Talenti, A., Nicolazzi, E.L., Chessa, S., Frattini, S., Moretti, R., Coizet, B., Nicoloso, L., Colli, L., Pagnacco, G., Stella, A., Ajmone-Marsan, P., Ptak, G., Crepaldi, P.
Journal of dairy science 2016 v.99 no.5 pp. 3646-3653
Saanen, data collection, discriminant analysis, genetic improvement, genome assembly, goats, kidding, microsatellite repeats, parentage, pedigree, single nucleotide polymorphism, uncertainty
Accurate pedigrees are essential to optimize genetic improvement and conservation of animal genetic resources. In goats, the use of mating groups and kidding management procedures hamper the identification of parentage. Small panels of single nucleotide polymorphisms (SNP) have been proposed in other species to substitute microsatellites for parentage assessment. Using data from the current GoatSNP50 chip, we developed a new 3-step procedure to identify a low-density SNP panel for highly accurate parentage assessment. Methodologies for SNP selection used in other species are less suitable in the goat because of uncertainties in the genome assembly. The procedure developed in this study is based on parent–offspring identification and on estimation of Mendelian errors, followed by canonical discriminant analysis identification and stepwise regression reduction. Starting from a reference sample of 109 Alpine goats with known pedigree relationships, we first identified a panel of 200 SNP that was further reduced to 2 final panels of 130 and 114 SNP with random coincidental match inclusion of 1.51×10−57 and 2.94×10−34, respectively. In our reference data set, all panels correctly identified all parent–offspring combinations, revealing a 40% pedigree error rate in the information provided by breeders. All reference trios were confirmed by official tests based on microsatellites. Panels were also tested on Saanen and Teramana breeds.
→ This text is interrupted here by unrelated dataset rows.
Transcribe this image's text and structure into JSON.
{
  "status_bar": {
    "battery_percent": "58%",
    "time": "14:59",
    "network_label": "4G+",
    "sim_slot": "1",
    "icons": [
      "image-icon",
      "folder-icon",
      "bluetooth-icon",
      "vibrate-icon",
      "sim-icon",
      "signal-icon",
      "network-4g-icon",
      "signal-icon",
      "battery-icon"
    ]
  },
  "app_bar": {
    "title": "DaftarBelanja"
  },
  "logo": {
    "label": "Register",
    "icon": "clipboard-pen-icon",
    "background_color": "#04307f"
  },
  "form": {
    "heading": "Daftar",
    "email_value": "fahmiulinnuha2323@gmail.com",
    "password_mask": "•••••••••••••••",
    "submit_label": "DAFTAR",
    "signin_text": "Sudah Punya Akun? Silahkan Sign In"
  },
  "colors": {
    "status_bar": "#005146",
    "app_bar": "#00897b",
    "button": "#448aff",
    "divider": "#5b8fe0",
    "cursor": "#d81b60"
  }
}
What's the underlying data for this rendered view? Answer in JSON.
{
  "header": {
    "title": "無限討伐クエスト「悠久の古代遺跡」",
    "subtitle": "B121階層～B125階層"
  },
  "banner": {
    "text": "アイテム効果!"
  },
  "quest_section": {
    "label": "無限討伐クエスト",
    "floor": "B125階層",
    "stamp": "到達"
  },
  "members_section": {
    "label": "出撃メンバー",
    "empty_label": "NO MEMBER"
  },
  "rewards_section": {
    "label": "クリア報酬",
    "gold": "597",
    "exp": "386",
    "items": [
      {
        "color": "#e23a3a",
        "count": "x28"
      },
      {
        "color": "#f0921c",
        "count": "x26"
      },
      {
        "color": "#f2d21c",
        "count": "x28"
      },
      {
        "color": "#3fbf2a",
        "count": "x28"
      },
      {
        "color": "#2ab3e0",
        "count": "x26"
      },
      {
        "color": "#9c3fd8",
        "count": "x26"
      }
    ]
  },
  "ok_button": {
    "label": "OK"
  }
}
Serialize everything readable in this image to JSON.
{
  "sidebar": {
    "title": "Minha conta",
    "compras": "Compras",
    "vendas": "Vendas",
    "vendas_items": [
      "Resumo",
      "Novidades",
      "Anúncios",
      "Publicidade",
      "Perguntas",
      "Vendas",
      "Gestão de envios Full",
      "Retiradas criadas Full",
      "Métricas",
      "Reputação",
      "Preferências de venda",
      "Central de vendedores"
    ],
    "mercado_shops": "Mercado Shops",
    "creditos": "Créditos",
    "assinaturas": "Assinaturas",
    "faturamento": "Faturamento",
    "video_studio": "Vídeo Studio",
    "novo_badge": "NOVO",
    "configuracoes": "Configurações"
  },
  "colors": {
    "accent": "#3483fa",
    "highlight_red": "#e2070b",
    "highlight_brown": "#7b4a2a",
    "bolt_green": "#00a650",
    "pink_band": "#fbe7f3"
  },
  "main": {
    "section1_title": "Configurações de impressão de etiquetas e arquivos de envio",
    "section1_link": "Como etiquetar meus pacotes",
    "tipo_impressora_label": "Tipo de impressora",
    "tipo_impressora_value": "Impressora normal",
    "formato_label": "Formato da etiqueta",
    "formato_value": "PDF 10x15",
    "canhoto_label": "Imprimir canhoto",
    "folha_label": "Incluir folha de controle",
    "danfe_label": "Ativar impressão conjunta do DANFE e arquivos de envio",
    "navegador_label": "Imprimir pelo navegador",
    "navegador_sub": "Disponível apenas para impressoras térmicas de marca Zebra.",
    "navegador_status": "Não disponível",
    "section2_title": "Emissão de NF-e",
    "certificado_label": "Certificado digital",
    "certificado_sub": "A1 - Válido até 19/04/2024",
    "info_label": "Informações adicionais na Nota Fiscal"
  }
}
Although the testing on a larger set of breeds in the reference population is still needed to validate these results, our findings suggest that our procedure could identify SNP panels for accurate parentage assessment in goats or in other species with unreliable marker positioning.